> **Dataset records**
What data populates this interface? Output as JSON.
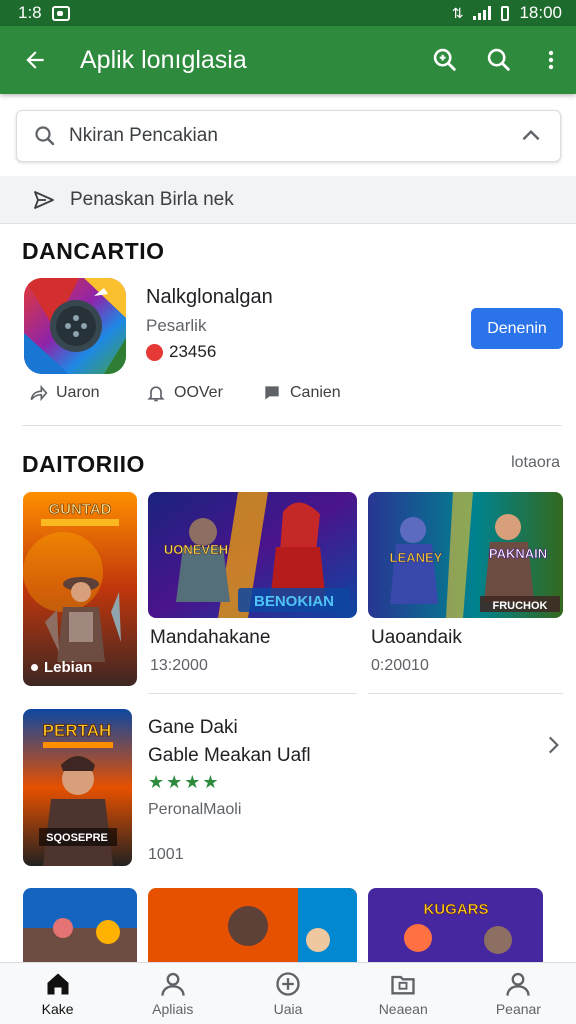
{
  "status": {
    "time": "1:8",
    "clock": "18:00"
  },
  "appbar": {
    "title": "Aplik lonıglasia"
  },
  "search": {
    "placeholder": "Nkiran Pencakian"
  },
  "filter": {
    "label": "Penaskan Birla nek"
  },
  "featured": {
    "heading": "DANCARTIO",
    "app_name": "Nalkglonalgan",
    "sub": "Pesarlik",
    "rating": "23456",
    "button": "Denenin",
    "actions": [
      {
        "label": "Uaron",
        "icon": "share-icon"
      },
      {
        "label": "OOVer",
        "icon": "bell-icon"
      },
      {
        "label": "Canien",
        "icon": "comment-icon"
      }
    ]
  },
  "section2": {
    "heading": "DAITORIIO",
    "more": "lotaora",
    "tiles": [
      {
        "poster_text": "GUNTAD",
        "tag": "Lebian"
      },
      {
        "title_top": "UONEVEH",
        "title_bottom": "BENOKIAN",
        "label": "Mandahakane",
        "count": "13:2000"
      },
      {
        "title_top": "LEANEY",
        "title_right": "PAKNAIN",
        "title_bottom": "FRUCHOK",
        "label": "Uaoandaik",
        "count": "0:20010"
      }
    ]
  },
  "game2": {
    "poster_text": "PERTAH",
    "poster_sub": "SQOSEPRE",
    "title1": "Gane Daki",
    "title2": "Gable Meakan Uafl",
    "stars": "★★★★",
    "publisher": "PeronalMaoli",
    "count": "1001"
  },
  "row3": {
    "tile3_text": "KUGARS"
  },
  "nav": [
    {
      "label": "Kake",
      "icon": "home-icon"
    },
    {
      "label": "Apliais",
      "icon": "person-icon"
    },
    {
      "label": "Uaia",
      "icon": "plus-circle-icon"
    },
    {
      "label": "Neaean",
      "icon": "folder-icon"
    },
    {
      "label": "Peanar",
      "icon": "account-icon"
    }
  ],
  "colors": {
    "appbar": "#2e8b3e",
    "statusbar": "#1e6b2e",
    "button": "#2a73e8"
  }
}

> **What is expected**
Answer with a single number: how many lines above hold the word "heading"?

> **Answer space**
2